Kenya’s aggressive anti-rape campaign should serve as a model to the world. The country focuses on teaching both boys and girls how to prevent violence against women.
It all started with teaching Kenyan women and girls self-defense in the No Means No program. When organizers listened to their students, they learned that the boys themselves were said to be the problem. Students said that their boyfriends were their most common violators.
The program directors then did something revolutionary: they listened. Not only did they listen, they implemented change.
Program founders then developed The Moment of Truth, a program aimed at boys. In conversations with both the folks in No Means No and The Moment of Truth, they learned that many boys believed that rape was all right if the victim was out alone after dark, wore revealing clothing or was taken on an expensive date.
The Moment Of Truth has since been used to teach boys about pivotal moments in their life, including consent. As a direct result of these conversations, rape has dropped by a whopping 20 percent among students in schools participating in the The Moment Of Truth program.
Not only are boys less likely to commit the act itself, they are more likely to protect victims and intervene. On top of this, there has been a reduction of harassment of female-identified students. (Unfortunately, the study does not have data for trans or nonbinary-identified folks.)
Rapes have dropped 40 percent among girls who have gone through No Means No training for at least one year.
Imagine what the U.S. could do if sex education was tweaked to reflect consent and safety?

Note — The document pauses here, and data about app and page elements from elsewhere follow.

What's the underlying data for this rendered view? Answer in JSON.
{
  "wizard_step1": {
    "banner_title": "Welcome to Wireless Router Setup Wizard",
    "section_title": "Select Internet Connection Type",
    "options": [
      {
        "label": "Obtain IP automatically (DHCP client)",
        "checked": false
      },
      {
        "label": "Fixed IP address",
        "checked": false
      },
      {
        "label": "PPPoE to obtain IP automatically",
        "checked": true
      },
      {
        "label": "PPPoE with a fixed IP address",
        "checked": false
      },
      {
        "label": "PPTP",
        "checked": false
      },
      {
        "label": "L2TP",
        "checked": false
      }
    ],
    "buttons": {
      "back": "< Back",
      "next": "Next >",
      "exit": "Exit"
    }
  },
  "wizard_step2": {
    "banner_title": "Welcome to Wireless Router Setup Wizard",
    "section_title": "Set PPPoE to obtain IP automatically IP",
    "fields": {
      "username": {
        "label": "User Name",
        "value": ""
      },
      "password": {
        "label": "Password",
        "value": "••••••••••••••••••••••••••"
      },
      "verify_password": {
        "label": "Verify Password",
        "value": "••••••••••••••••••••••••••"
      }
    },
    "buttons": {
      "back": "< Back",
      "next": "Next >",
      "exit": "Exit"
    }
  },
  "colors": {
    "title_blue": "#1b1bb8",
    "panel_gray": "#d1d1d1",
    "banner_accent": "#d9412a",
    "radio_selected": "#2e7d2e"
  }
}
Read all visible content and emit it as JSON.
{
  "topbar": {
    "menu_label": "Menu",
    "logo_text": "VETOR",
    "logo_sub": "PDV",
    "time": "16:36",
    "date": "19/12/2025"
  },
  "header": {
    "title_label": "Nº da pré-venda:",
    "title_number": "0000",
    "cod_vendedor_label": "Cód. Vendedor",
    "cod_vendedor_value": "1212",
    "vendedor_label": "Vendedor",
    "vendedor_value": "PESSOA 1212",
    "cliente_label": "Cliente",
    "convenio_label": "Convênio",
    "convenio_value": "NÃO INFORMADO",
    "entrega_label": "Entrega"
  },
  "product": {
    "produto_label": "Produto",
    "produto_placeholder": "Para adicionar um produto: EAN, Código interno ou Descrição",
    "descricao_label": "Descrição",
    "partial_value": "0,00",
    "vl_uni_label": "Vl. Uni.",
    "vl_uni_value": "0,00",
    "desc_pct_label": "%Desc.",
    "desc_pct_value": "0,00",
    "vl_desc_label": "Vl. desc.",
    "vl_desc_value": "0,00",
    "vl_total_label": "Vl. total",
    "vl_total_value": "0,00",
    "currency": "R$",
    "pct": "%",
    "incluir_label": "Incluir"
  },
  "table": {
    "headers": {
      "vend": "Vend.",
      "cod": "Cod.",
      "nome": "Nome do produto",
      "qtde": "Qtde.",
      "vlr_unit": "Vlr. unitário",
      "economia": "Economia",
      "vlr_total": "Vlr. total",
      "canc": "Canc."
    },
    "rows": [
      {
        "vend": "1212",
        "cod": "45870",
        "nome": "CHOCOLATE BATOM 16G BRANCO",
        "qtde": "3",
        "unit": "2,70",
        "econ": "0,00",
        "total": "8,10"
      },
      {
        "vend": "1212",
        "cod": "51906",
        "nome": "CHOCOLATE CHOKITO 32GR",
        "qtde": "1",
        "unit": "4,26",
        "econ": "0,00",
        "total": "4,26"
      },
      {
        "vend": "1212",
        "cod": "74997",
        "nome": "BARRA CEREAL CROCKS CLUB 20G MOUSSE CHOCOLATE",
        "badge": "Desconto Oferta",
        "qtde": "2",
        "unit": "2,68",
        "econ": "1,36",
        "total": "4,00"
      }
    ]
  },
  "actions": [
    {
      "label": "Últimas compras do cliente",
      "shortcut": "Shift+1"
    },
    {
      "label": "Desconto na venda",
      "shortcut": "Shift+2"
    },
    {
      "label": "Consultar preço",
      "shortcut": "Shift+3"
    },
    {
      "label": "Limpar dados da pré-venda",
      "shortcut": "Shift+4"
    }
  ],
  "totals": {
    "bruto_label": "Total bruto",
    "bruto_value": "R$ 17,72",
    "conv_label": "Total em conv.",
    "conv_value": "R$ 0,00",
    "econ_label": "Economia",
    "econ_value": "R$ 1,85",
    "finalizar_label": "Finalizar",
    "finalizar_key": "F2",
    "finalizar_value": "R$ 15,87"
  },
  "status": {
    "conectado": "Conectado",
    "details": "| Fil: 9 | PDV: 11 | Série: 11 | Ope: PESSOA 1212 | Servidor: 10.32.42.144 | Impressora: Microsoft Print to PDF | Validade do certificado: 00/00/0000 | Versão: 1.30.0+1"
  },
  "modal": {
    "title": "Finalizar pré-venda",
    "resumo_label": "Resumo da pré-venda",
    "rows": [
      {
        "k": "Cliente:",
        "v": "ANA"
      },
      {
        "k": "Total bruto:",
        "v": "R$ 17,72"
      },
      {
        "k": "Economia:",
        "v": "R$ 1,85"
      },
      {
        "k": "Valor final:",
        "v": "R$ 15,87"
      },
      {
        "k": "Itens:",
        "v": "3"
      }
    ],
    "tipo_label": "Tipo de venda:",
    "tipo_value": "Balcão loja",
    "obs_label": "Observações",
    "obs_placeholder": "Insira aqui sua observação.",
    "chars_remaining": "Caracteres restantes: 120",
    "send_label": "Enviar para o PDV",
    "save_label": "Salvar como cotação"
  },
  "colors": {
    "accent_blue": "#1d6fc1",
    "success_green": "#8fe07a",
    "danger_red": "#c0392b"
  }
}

Instead of saying that the victim is “asking for it,” let’s teach those who may become rapists to actually ask for “it” — and how to process rejection without violence.